I did not know that she conceived and chose to keep the child. I was completely speechless when I heard of the couple's tough decision. For they knew she was raped by a militia gang. This is so moving. Violence. I believe they saw their own lives almost end and therefore, decided to save this child. 

And now they say, they would like justice, only justice because then they can forgive and live. Will they get justice? Why can't violence engender justice or how could it? Can it? One is torn apart upon hearing all this. They are not stories anymore. But the judge said in Kiswahili.

Haki huinua taifa
Justice makes a nation. Where is it? Where is justice? 


We have to stop seeing some ethnic groups as people set apart, marked physically for good or for evil. This is a first point of all leadership. That we are all equal and so much so before the law.

That circumcision is a topic of politics reveals that we are acting on a herd mentality and this does not work for humans. It works for swarms of bees and cattle. People were forcibly cut in the violence of 2007/2008. That was the saddest thing Nightbird was reminded last week by proceedings at the ICC.

Circumcision of men who do not belong to a particular ethnic group. Humiliation of the highest order. It was tough to hear that description again. That people who came from an ethnic group that does not circumcise men were cut and laid out in rows, mutilated parts up. 

I remember Sam Ouma a photographer with a Kenyan newspaper breaking into tears at the memory. He was being interviewed on the violence that gripped Kenya in 2007/2008 after the election.

I also remember a very long call from Ida Odinga. I received it when I was talking to a friend on Kijabe Avenue. She was so torn I thought she was breaking down. Ida Odinga was speaking about her visits to where people were wounded like this. About what she saw as the face of violence in Kenya, its irrational ways.

She spoke about the rape of women in other parts of the country. She wept. She wondered why some leaders had forgotten to keep talking about this. She was caught up in loneliness on searching for answers. She was blunt. She was sick of it all and longed for justice.

Yes, the politics of circumcision is so crude but it went to these levels. Why? Who can stop such thinking if churches over more than 100 years have not? Why did Kenyans forget so many ties that bind us in such a short time? What was really at work then?
How do we forgive and heal a nation? There are other nations to learn from.

But violence has given birth to much more violence than ever before. The nation is challenged by low morale. I read about Gava militia with consternation. A fourteen year-old- girl robs an adult man at gang point. These are children of such deep violence hidden in the rotting womb of our nation. Children at school learning how to be in gangs. 

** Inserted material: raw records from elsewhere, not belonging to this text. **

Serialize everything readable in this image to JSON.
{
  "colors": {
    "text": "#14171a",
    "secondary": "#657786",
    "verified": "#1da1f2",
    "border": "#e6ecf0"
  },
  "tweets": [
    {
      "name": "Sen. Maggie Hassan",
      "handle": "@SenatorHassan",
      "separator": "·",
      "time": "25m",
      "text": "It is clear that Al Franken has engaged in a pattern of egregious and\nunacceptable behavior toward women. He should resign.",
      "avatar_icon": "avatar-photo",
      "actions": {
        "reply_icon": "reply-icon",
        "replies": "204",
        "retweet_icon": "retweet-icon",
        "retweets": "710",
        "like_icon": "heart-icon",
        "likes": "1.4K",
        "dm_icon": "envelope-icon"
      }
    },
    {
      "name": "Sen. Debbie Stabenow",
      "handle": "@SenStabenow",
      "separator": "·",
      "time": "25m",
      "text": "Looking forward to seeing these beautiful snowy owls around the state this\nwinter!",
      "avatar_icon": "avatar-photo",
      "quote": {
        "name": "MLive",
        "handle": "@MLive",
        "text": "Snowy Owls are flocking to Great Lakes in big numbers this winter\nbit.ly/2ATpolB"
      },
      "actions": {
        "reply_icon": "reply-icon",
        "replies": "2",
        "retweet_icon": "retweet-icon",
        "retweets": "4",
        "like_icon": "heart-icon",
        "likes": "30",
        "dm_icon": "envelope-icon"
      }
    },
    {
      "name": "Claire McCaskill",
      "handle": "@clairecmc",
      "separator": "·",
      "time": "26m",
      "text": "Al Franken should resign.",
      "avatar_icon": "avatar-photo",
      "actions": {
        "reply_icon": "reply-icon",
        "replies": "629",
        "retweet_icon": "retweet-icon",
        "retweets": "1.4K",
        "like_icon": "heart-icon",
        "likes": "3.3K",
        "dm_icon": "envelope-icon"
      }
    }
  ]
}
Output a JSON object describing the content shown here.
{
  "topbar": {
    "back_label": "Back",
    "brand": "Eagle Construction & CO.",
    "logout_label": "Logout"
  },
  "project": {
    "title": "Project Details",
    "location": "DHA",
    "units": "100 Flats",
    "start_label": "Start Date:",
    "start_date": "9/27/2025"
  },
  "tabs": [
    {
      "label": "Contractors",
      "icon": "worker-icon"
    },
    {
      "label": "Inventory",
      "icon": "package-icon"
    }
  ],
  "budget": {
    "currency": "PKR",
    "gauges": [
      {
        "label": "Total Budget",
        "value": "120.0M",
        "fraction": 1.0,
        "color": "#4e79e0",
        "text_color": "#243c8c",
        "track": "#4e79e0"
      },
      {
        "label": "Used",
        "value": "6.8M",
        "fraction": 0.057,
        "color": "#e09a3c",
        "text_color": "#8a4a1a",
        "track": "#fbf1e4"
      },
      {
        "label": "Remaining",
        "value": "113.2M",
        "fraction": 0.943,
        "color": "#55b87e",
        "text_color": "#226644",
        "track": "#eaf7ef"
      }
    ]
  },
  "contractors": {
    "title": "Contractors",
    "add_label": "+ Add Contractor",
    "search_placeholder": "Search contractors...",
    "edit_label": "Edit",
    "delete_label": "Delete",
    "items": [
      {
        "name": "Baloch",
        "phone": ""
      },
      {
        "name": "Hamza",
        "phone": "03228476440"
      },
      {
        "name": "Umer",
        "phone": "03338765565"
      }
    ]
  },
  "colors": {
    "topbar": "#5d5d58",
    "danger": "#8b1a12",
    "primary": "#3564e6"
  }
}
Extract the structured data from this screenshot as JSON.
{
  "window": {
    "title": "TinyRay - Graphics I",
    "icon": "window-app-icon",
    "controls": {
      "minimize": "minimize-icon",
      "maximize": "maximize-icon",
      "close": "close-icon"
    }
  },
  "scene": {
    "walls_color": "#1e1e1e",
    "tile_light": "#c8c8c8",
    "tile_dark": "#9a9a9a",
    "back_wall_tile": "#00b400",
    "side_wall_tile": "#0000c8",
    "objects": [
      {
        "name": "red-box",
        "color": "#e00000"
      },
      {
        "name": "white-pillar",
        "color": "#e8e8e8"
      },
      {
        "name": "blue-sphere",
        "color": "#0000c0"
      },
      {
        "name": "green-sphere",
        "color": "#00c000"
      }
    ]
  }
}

It is only that I know for each one of these there are thousands in many good organisations:

Writers' groups

Democracy organisations such as Bunge La Mwananchi
Dancing groups
Music groups
Festival groups
Individuals trying to make a mark
Young Farmers
Prayer groups
Village youth groups and so many others.

Only one question. Why does the police spend so much time investigating those who gather to dialogue on democracy for example at Jeevanjee Park in Nairobi? Bunge la Mwananchi? Their President is on the run right now. His life is in danger.